» **What to do**:
When you give the entries again, keep every word as it stands and drop the pictures.

» **Material shown**:
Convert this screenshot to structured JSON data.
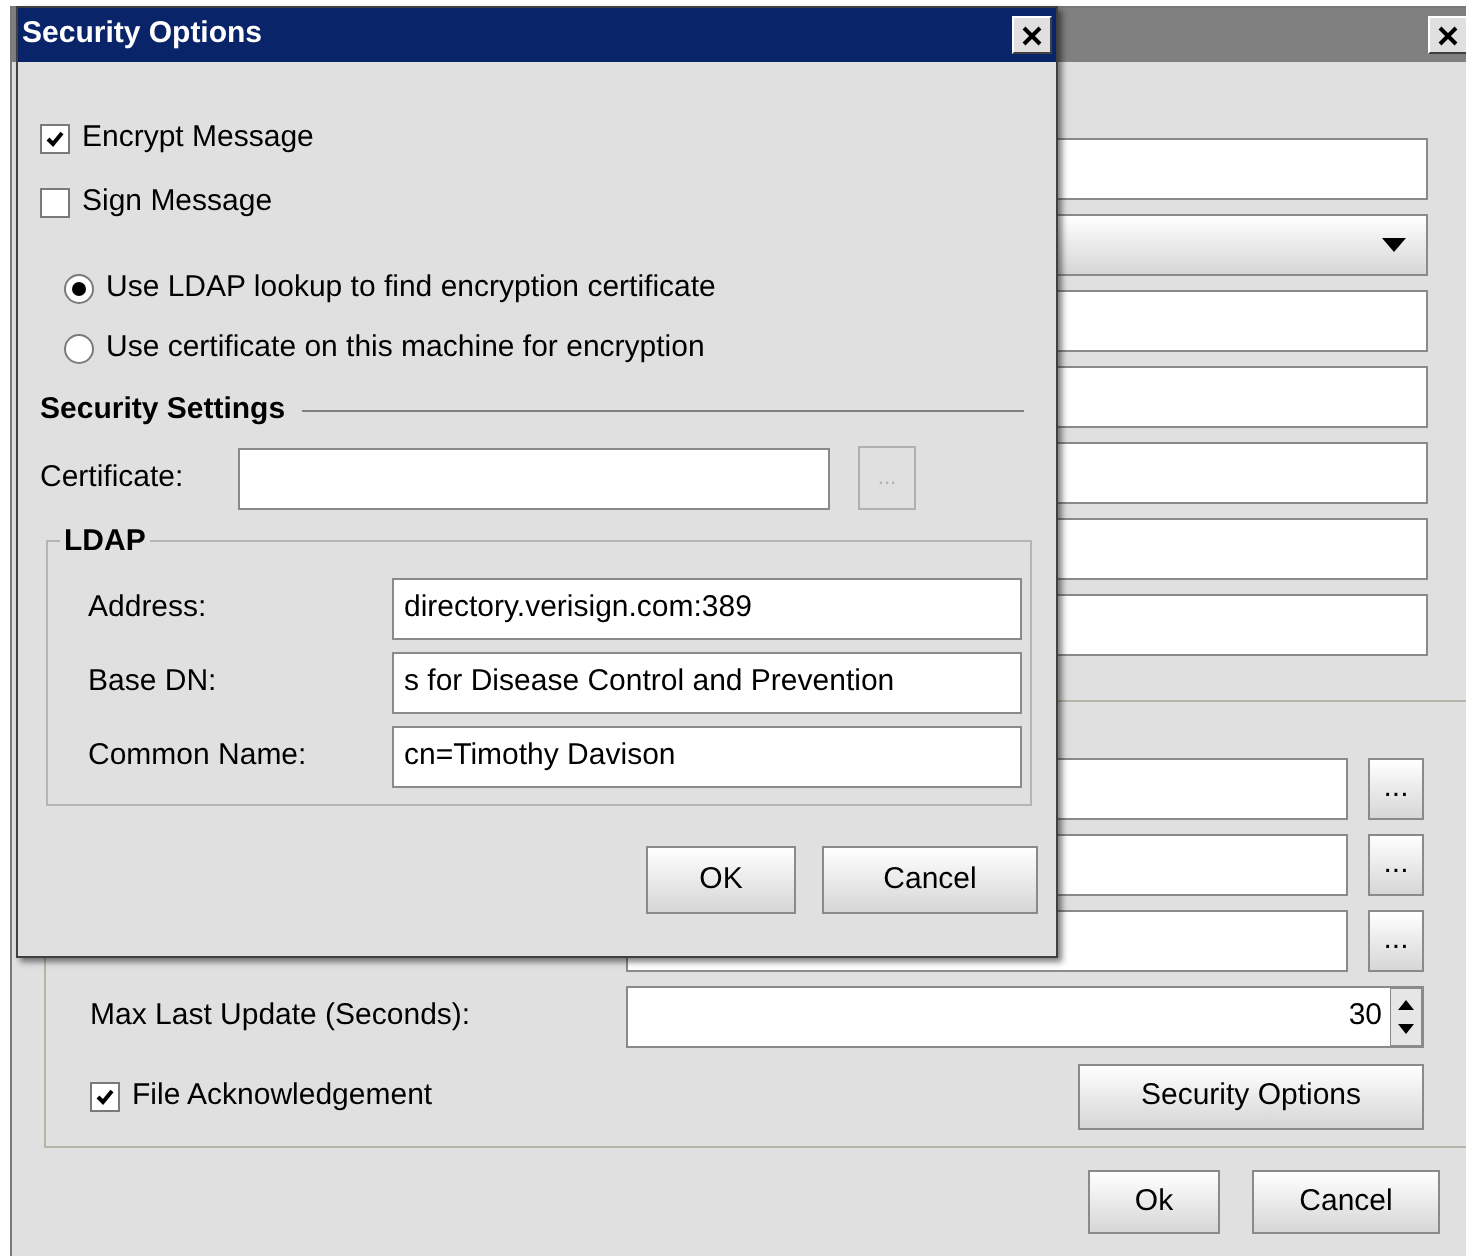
{
  "background_window": {
    "top_fields": [
      {
        "kind": "text"
      },
      {
        "kind": "dropdown"
      },
      {
        "kind": "text"
      },
      {
        "kind": "text"
      },
      {
        "kind": "text"
      },
      {
        "kind": "text"
      },
      {
        "kind": "text"
      }
    ],
    "group_rows": [
      {
        "kind": "browse",
        "button": "...",
        "disabled": false
      },
      {
        "kind": "browse",
        "button": "...",
        "disabled": false
      },
      {
        "kind": "browse",
        "button": "...",
        "disabled": false
      },
      {
        "kind": "spinner",
        "label": "Max Last Update (Seconds):",
        "value": "30"
      }
    ],
    "file_acknowledgement": {
      "label": "File Acknowledgement",
      "checked": true
    },
    "security_button": "Security Options",
    "buttons": [
      "Ok",
      "Cancel"
    ]
  },
  "dialog": {
    "title": "Security Options",
    "options": [
      {
        "label": "Encrypt Message",
        "checked": true
      },
      {
        "label": "Sign Message",
        "checked": false
      }
    ],
    "lookup": [
      {
        "label": "Use LDAP lookup to find encryption certificate",
        "selected": true
      },
      {
        "label": "Use certificate on this machine for encryption",
        "selected": false
      }
    ],
    "security_settings": {
      "title": "Security Settings",
      "certificate_label": "Certificate:",
      "browse": {
        "label": "...",
        "disabled": true
      }
    },
    "ldap": {
      "title": "LDAP",
      "fields": [
        {
          "label": "Address:",
          "value": "directory.verisign.com:389"
        },
        {
          "label": "Base DN:",
          "value": "s for Disease Control and Prevention"
        },
        {
          "label": "Common Name:",
          "value": "cn=Timothy Davison"
        }
      ]
    },
    "buttons": [
      "OK",
      "Cancel"
    ]
  }
}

» **Task solution**:
Convert this screenshot to structured JSON data.
{
  "background_window": {
    "top_fields": [
      {
        "kind": "text"
      },
      {
        "kind": "dropdown"
      },
      {
        "kind": "text"
      },
      {
        "kind": "text"
      },
      {
        "kind": "text"
      },
      {
        "kind": "text"
      },
      {
        "kind": "text"
      }
    ],
    "group_rows": [
      {
        "kind": "browse",
        "button": "...",
        "disabled": false
      },
      {
        "kind": "browse",
        "button": "...",
        "disabled": false
      },
      {
        "kind": "browse",
        "button": "...",
        "disabled": false
      },
      {
        "kind": "spinner",
        "label": "Max Last Update (Seconds):",
        "value": "30"
      }
    ],
    "file_acknowledgement": {
      "label": "File Acknowledgement",
      "checked": true
    },
    "security_button": "Security Options",
    "buttons": [
      "Ok",
      "Cancel"
    ]
  },
  "dialog": {
    "title": "Security Options",
    "options": [
      {
        "label": "Encrypt Message",
        "checked": true
      },
      {
        "label": "Sign Message",
        "checked": false
      }
    ],
    "lookup": [
      {
        "label": "Use LDAP lookup to find encryption certificate",
        "selected": true
      },
      {
        "label": "Use certificate on this machine for encryption",
        "selected": false
      }
    ],
    "security_settings": {
      "title": "Security Settings",
      "certificate_label": "Certificate:",
      "browse": {
        "label": "...",
        "disabled": true
      }
    },
    "ldap": {
      "title": "LDAP",
      "fields": [
        {
          "label": "Address:",
          "value": "directory.verisign.com:389"
        },
        {
          "label": "Base DN:",
          "value": "s for Disease Control and Prevention"
        },
        {
          "label": "Common Name:",
          "value": "cn=Timothy Davison"
        }
      ]
    },
    "buttons": [
      "OK",
      "Cancel"
    ]
  }
}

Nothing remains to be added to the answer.